A prolonged, painful and involuntary contraction of a muscle is known as a cramp. Any muscle can be affected, but these spasms commonly occur in the calf or foot. The best way to alleviate the problem is with a massage and stretching. However, nutrition is possibly the most effective way to prevent cramping from occurring.
When it occurs during or immediately after exercise, it is likely to be the result of a gradual build up of lactic acid, which is produced after muscle activity. If the exercise has been fairly vigorous and the weather very hot or humid, the cramp may be due to dehydration caused by excessive sweating. An isotonic drink will help to replace lost fluids and salts as quickly as possible.
To prevent dehydration, drink plenty of water before, during and after exercise- about 1 litre per hour of activity. Salt tablets are unnecessary except in the tropics. Vitamin B2 found in fortified cereals, yoghurts and lean meats may be useful for cramps in athletes, as well as for cramps associated with pregnancy and diabetes.

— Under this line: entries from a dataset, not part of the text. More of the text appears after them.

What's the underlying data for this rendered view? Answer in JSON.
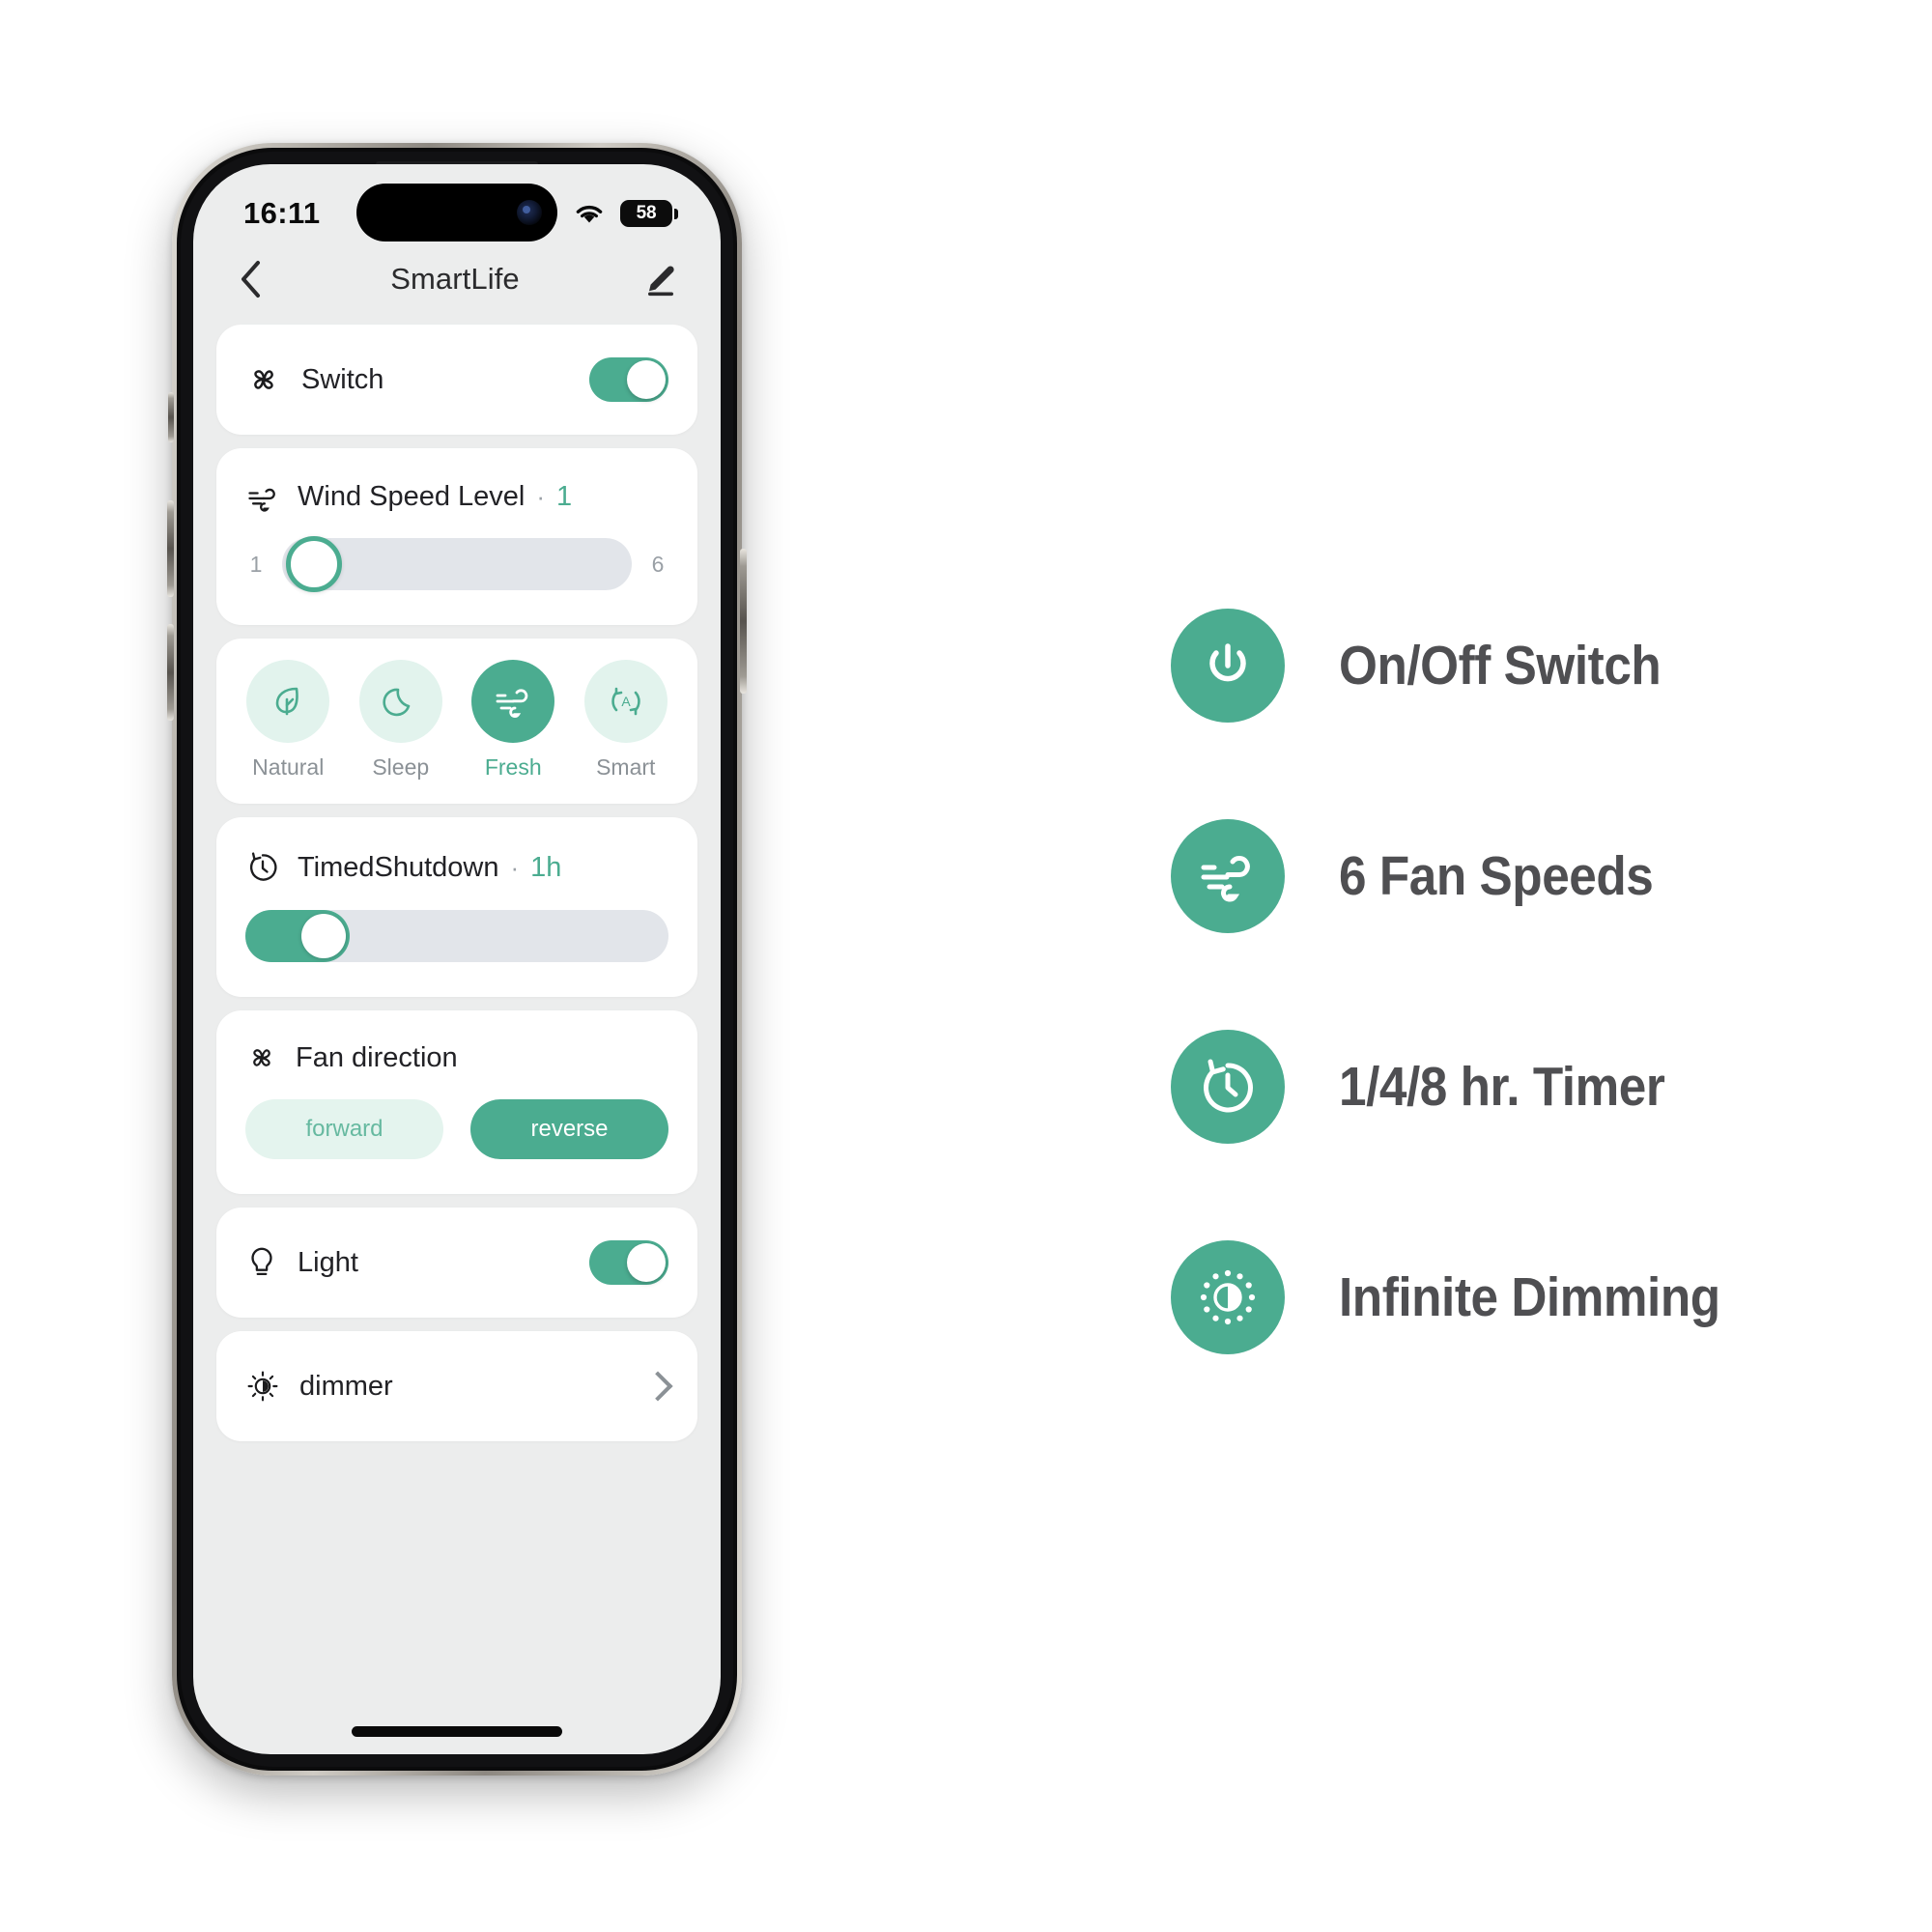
{
  "phone": {
    "status_bar": {
      "time": "16:11",
      "cellular_icon": "signal-bars-icon",
      "wifi_icon": "wifi-icon",
      "battery_icon": "battery-icon",
      "battery_level": "58"
    },
    "nav": {
      "back_icon": "chevron-left-icon",
      "title": "SmartLife",
      "edit_icon": "pencil-edit-icon"
    },
    "switch_card": {
      "icon": "fan-icon",
      "label": "Switch",
      "toggle_state": "on"
    },
    "wind_speed_card": {
      "icon": "wind-icon",
      "title": "Wind Speed Level",
      "separator": "·",
      "value": "1",
      "slider_min": "1",
      "slider_max": "6"
    },
    "modes": [
      {
        "label": "Natural",
        "icon": "leaf-icon",
        "active": false
      },
      {
        "label": "Sleep",
        "icon": "moon-icon",
        "active": false
      },
      {
        "label": "Fresh",
        "icon": "wind-icon",
        "active": true
      },
      {
        "label": "Smart",
        "icon": "auto-refresh-icon",
        "active": false
      }
    ],
    "timer_card": {
      "icon": "clock-timer-icon",
      "title": "TimedShutdown",
      "separator": "·",
      "value": "1h"
    },
    "fan_direction_card": {
      "icon": "fan-icon",
      "title": "Fan  direction",
      "options": [
        {
          "label": "forward",
          "selected": false
        },
        {
          "label": "reverse",
          "selected": true
        }
      ]
    },
    "light_card": {
      "icon": "bulb-icon",
      "label": "Light",
      "toggle_state": "on"
    },
    "dimmer_card": {
      "icon": "brightness-icon",
      "label": "dimmer",
      "chevron_icon": "chevron-right-icon"
    }
  },
  "features": [
    {
      "label": "On/Off Switch",
      "icon": "power-icon"
    },
    {
      "label": "6 Fan Speeds",
      "icon": "wind-icon"
    },
    {
      "label": "1/4/8 hr. Timer",
      "icon": "clock-timer-icon"
    },
    {
      "label": "Infinite Dimming",
      "icon": "brightness-dim-icon"
    }
  ],
  "colors": {
    "accent": "#4BAC90",
    "accent_light": "#e2f3ed",
    "screen_bg": "#eceded",
    "card_bg": "#ffffff",
    "track": "#e2e5ea",
    "text_dark": "#222226",
    "text_muted": "#8b9196",
    "feature_text": "#4f4f52"
  }
}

Leg cramps may be a signal of a lack of calcium, needed for muscle contraction. Foods high in calcium are dairy products, sesame seeds and sardines eaten with their bones. Magnesium may be helpful too – seeds and nuts are excellent sources.
Eating foods high in vitamin E may help to improve the poor circulation that can cause night cramps. Night cramps in the elderly may also be helped by vitamin B12 found in foods such as meat, chicken and fish.